The manuscript by Söder et al. addresses the vertical resolution of horizontal wind measurements using radiosonde measurements. The operational processing of soundings applies wide filters that reduce the effective vertical resolution to about 300 m. The authors propose several changes to sounding operations, which allow increasing the vertical resolution to about 50 m. They consider the self-induced motion of the balloon in the critical and supercritical flow regimes around the balloon, the pendulum motion of the radiosonde under the balloon, and how to minimize the negative effects their solution could have on measurements of temperature and humidity.
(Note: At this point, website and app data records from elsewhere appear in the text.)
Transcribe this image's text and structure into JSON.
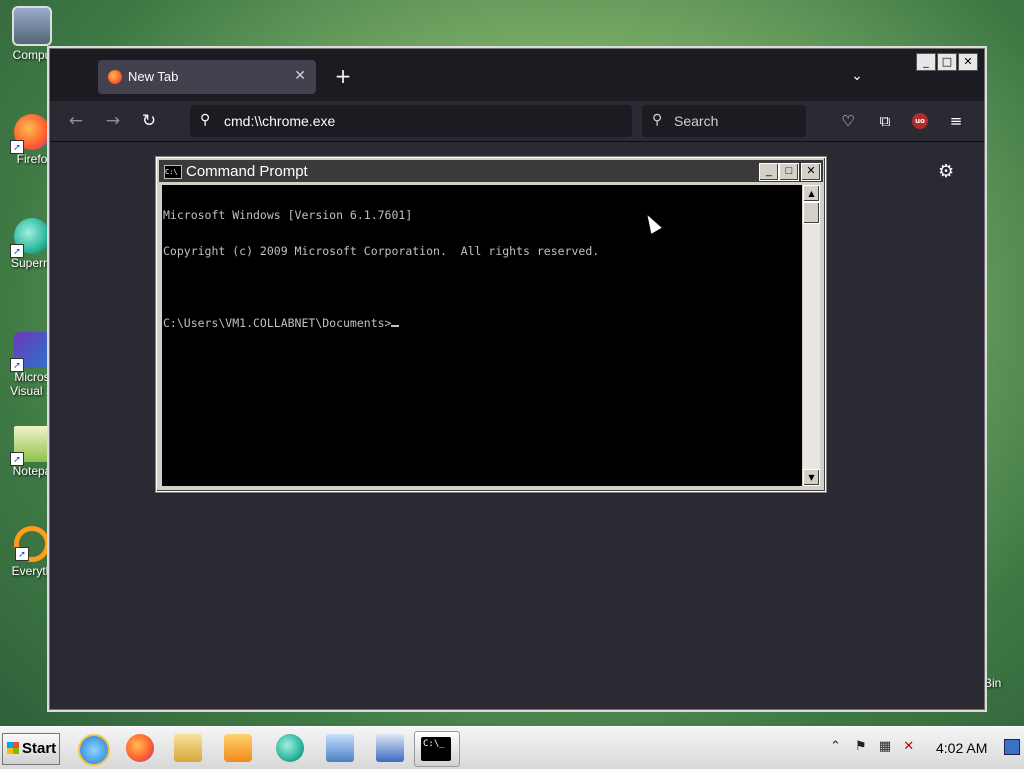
{
  "desktop": {
    "icons": [
      {
        "label": "Compu"
      },
      {
        "label": "Firefo"
      },
      {
        "label": "Superm"
      },
      {
        "label": "Micros"
      },
      {
        "label": "Visual S"
      },
      {
        "label": "Notepa"
      },
      {
        "label": "Everyth"
      }
    ],
    "recycle_label": "Bin"
  },
  "firefox": {
    "tab_title": "New Tab",
    "url": "cmd:\\\\chrome.exe",
    "search_placeholder": "Search",
    "ublock_badge": "uo",
    "window_controls": {
      "minimize": "_",
      "maximize": "□",
      "close": "✕"
    }
  },
  "cmd": {
    "title": "Command Prompt",
    "icon_text": "C:\\",
    "lines": [
      "Microsoft Windows [Version 6.1.7601]",
      "Copyright (c) 2009 Microsoft Corporation.  All rights reserved.",
      "",
      "C:\\Users\\VM1.COLLABNET\\Documents>"
    ]
  },
  "taskbar": {
    "start_label": "Start",
    "clock": "4:02 AM",
    "cmd_icon_text": "C:\\_"
  },
  "colors": {
    "ff_dark": "#1c1b22",
    "ff_toolbar": "#2b2a33",
    "cmd_bg": "#000000",
    "cmd_text": "#c0c0c0"
  }
}
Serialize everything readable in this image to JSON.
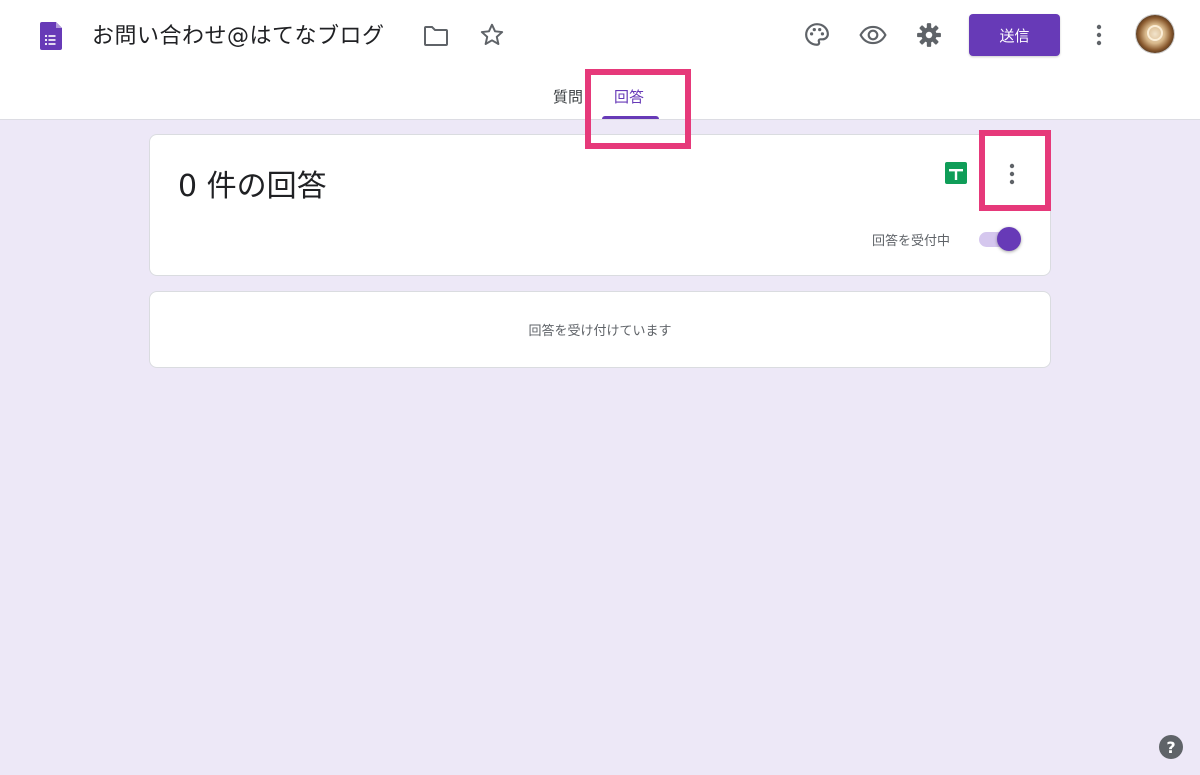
{
  "header": {
    "title": "お問い合わせ@はてなブログ",
    "send_label": "送信"
  },
  "icons": {
    "app": "forms-icon",
    "folder": "folder-icon",
    "star": "star-icon",
    "palette": "palette-icon",
    "preview": "eye-icon",
    "settings": "gear-icon",
    "more": "more-vert-icon",
    "sheets": "sheets-icon",
    "help": "help-icon"
  },
  "tabs": [
    {
      "label": "質問",
      "active": false
    },
    {
      "label": "回答",
      "active": true
    }
  ],
  "summary": {
    "count_text": "0 件の回答",
    "accepting_label": "回答を受付中",
    "accepting": true
  },
  "status": {
    "message": "回答を受け付けています"
  },
  "help": {
    "glyph": "?"
  },
  "colors": {
    "accent": "#673ab7",
    "background": "#ede8f7",
    "highlight": "#e6397a",
    "sheets_green": "#0f9d58"
  }
}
The manuscript is well written, the problem is clearly introduced and described, and the results are well discussed. In particular, the authors discuss the operational costs for each of their solutions, which provide good guidance to those interested in implementing some of their solutions.
I recommend publication of this manuscript after the technical corrections have been implemented, which are mostly a clarification or minor correction of language.
Line 2: Change “spatial” to “vertical”.
Line 23: Delete “measurement”.
Line 35f: Change semicolons to commas: “… as performed by Norman and McKeon (e.g. 2011), Taneda (e.g. 1978), and Achenbach (e.g. 1974).”
Line 77: Change “will not be discussed further” to “are not relevant here”.
Line 86 ff: Shorten “As presented here …” to the end of the paragraph to remove the direct repetition of what was said in the introduction.
Line 117: Maybe delete “slightly roughened”. I wouldn’t call sounding balloons slightly roughened.
Line 127: “ … a rather sharp …”
Line 127: better “… 10 to 15 km altitude …”
Line 167: Delete “well”.
Line 192: Change to “… to ensure proper …”
Line 220: Delete “also”.
Line 256: Change “further” to “other”.
Line 259: Better write “Inaccuracies of the differential GPS system used on the radiosonde are another effect degrading balloon wind measurements”.